The final bill removed the language touted in March that said that all resident complaints against a board over refusal to provide financial records, election fraud or accepting kickbacks will be forwarded to the Florida Department of Law Enforcement.
As it stands now, residents can file a civil suit against a board or bring a complaint to the Florida Department of Business and Professional Regulation.
SB 540/HB 359 | Challenging Local Approvals | Status: Passed, Waiting For Governor’s Signature
Florida lawmakers advanced a measure that requires anyone who sues local governments over development approvals pay the municipalities’ legal fees if those suing lose. The proposed law is awaiting DeSantis’ signature. It’s expected to discourage development approval challenges.
A separate set of bills would have required that the winner in such lawsuits show the challenge was “frivolous” before the prevailing party could recover their legal fees from the opposing side. The Senate version of that bill, Senate Bill 816, died last week.
SB 1356/HB 1317 | Demolitions | Status: Dead
The legislation would have stripped local municipalities of their authority to determine if buildings and other structures could be demolished, and what could be built in their place if knocked down. The proposed law was expected to fuel a rash of speculative property sales and subsequent demolitions of historic buildings in coastal cities such as Miami Beach and Palm Beach.
Developers were believed to be behind the bills, which were sponsored by Sen. Bryan Avila and Rep. Spencer Roach. The legislation, which exempted single-family homes, would have allowed owners and developers to demolish “non-conforming” properties within a half mile of the coast and within specific flood zones — regardless of whether the buildings are in a historic district.

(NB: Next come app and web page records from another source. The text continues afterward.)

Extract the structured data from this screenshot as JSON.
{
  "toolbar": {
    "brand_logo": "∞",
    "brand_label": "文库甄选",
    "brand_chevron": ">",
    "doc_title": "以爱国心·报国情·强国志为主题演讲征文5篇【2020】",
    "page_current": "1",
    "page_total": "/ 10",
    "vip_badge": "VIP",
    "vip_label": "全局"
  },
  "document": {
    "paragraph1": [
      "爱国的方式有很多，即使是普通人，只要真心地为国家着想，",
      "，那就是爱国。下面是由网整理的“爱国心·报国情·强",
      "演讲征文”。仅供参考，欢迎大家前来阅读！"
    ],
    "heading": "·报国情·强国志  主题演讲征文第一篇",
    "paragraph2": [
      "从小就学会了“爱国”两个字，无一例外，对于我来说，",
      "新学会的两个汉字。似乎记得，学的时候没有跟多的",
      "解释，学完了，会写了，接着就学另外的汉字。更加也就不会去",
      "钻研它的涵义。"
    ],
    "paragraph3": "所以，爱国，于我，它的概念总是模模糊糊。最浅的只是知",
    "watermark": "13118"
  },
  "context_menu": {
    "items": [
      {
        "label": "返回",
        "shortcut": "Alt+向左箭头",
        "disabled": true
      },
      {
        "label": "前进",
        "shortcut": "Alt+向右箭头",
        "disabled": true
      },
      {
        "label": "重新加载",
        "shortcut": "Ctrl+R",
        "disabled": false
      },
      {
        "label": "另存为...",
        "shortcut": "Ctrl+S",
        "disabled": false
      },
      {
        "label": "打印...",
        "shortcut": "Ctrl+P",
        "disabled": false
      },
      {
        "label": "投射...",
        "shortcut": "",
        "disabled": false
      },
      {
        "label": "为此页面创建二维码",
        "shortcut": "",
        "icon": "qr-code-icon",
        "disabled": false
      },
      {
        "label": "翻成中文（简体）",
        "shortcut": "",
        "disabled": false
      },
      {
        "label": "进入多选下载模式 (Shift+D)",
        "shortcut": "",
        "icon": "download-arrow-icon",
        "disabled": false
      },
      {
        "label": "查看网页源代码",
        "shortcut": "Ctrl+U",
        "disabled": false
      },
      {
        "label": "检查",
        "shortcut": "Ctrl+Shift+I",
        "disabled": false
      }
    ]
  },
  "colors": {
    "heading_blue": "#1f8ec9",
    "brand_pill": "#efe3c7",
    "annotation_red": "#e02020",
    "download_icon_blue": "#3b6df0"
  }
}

Haber Law attorney David Podein said the bill was another example of “tension between local control over real estate and more top-down mandates” from the state.
Source: The Real Deal